▶ **Description of the task**
Filter the records below, keeping only lines with the string "mnemonic".

(Listed entries begins)

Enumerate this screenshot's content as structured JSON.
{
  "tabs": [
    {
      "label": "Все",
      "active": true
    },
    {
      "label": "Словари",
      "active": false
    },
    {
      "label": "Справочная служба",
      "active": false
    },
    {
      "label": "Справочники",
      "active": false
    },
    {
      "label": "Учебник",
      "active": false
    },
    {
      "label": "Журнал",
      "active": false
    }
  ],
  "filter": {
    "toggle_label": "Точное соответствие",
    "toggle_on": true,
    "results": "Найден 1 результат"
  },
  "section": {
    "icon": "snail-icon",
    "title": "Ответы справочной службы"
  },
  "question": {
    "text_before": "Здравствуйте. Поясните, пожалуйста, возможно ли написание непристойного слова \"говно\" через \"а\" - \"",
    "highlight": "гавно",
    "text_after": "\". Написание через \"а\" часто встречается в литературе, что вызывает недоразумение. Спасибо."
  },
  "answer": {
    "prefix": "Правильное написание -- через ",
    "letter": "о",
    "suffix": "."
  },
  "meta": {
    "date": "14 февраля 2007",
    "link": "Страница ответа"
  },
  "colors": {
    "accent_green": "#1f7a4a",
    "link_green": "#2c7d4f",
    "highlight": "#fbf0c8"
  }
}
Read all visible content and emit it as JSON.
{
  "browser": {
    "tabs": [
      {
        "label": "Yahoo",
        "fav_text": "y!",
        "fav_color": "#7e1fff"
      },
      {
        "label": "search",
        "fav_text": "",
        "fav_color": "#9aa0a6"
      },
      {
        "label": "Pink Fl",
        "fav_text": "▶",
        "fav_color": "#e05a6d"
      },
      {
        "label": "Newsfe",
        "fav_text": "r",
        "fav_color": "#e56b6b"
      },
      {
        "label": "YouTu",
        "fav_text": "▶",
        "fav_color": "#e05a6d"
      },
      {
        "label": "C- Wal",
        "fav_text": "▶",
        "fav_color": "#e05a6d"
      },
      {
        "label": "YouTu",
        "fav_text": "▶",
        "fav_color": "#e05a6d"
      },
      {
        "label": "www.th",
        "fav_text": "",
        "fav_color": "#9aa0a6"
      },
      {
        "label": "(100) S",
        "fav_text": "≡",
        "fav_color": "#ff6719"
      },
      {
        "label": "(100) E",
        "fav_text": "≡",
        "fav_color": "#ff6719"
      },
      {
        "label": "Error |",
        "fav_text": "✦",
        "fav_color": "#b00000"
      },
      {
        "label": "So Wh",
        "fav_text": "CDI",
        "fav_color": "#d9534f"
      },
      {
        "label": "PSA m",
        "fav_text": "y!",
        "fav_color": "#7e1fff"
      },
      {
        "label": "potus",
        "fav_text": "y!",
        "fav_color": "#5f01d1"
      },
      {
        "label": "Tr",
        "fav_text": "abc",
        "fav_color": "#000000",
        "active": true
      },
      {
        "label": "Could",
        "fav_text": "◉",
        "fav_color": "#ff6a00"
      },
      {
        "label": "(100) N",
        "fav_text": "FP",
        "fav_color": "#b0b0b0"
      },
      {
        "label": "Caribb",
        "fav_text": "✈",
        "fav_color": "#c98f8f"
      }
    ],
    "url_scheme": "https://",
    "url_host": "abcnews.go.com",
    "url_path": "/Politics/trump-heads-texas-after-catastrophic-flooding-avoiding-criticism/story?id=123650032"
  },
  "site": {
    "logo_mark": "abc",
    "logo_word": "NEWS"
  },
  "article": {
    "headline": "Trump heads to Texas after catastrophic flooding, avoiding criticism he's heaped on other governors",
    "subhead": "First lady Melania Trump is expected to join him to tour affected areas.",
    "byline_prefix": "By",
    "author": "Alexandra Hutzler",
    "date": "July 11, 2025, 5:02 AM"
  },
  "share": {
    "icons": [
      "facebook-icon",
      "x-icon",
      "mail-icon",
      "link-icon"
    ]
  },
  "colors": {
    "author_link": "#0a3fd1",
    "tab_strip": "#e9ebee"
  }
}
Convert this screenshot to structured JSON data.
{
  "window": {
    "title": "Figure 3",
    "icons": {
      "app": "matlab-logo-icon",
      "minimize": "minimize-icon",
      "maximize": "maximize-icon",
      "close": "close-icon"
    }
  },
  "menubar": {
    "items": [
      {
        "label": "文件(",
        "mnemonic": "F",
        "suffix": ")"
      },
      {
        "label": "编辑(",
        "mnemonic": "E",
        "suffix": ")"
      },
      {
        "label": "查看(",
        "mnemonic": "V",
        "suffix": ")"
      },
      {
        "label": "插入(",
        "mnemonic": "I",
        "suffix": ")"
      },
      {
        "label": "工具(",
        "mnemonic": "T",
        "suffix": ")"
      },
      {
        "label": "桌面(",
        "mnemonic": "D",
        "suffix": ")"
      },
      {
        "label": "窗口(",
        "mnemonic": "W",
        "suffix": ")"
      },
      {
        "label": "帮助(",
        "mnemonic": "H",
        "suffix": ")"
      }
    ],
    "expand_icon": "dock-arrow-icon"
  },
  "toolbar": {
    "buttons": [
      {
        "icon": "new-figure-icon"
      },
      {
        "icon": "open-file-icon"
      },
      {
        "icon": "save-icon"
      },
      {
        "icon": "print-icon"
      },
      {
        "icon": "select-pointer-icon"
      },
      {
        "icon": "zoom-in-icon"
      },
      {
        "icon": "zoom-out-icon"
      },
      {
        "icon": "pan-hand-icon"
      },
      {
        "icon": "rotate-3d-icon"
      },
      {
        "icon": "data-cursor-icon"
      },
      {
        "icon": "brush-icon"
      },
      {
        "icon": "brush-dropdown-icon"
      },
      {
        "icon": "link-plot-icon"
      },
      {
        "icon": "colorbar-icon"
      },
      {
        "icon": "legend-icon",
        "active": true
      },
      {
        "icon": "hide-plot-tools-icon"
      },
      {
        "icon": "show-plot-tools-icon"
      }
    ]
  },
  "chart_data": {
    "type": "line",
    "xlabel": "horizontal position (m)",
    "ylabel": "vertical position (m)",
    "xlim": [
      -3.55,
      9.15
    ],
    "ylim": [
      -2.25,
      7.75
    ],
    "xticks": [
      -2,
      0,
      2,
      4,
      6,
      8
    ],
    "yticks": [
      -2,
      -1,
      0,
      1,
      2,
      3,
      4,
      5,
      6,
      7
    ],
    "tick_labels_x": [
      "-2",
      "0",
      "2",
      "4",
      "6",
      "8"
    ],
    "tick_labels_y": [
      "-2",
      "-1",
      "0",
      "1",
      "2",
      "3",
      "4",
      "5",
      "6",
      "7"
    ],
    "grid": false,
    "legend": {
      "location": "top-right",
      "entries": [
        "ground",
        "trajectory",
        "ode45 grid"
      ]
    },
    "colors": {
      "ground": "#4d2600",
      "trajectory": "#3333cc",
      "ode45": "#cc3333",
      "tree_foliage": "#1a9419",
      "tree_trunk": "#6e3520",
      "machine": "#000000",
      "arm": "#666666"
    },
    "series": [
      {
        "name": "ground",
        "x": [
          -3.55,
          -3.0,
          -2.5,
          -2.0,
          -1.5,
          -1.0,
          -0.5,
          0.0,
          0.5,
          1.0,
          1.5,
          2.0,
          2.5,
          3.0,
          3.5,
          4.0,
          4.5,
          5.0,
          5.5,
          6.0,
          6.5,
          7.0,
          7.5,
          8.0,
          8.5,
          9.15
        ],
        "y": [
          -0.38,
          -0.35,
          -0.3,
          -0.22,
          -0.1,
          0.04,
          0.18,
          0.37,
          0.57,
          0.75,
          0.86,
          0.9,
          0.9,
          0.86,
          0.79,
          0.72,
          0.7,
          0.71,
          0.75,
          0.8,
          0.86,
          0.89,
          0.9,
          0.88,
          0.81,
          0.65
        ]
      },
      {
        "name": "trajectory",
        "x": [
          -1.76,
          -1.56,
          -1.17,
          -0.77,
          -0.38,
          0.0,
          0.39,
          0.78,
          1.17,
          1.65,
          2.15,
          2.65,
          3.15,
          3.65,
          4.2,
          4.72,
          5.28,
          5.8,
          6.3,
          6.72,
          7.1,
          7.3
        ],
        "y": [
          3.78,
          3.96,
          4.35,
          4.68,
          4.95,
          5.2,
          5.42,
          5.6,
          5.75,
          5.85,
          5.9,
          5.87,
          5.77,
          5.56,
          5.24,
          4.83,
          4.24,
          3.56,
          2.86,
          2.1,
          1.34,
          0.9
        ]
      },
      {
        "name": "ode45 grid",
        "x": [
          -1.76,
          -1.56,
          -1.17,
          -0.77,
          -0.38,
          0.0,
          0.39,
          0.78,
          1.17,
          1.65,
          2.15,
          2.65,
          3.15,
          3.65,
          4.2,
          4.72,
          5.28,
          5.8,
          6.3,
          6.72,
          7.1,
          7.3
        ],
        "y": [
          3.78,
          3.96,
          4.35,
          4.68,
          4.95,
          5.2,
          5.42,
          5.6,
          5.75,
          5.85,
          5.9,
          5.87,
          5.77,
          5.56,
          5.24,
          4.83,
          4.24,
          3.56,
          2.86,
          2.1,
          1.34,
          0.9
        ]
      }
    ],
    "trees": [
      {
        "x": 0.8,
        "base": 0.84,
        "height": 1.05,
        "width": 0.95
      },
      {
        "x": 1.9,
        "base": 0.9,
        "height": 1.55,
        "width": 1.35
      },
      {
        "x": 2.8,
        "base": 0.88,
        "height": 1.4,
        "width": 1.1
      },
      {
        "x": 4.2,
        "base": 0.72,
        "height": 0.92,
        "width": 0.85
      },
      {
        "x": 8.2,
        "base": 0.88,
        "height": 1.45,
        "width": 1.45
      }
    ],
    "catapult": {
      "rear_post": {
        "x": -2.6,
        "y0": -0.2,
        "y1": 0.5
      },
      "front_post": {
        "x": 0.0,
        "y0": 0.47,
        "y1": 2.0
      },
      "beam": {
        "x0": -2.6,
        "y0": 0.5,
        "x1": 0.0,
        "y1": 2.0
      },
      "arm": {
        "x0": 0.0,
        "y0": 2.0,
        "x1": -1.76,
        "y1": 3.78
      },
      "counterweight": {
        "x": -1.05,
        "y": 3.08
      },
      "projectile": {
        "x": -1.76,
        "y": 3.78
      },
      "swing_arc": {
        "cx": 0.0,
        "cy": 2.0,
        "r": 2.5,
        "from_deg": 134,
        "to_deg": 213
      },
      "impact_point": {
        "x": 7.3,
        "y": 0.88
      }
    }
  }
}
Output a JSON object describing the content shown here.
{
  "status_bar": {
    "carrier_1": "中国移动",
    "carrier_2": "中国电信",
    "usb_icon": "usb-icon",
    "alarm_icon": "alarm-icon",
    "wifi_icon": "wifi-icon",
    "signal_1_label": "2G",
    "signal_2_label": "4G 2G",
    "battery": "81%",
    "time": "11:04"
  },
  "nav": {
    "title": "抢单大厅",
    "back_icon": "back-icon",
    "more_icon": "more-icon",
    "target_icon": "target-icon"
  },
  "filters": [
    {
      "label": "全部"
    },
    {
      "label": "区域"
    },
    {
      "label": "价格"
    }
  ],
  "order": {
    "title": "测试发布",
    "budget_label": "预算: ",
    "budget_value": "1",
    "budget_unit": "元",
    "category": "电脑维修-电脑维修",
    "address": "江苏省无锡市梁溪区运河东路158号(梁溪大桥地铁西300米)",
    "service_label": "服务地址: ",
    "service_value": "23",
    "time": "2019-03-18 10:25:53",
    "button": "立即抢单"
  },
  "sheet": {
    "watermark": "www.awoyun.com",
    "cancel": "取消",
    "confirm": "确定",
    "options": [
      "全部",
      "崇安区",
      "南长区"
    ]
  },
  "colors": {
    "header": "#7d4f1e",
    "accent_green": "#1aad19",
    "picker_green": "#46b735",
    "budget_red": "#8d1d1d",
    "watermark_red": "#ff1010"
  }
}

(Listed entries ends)

▶ **Task answer**
        "mnemonic": "F",
        "mnemonic": "E",
        "mnemonic": "V",
        "mnemonic": "I",
        "mnemonic": "T",
        "mnemonic": "D",
        "mnemonic": "W",
        "mnemonic": "H",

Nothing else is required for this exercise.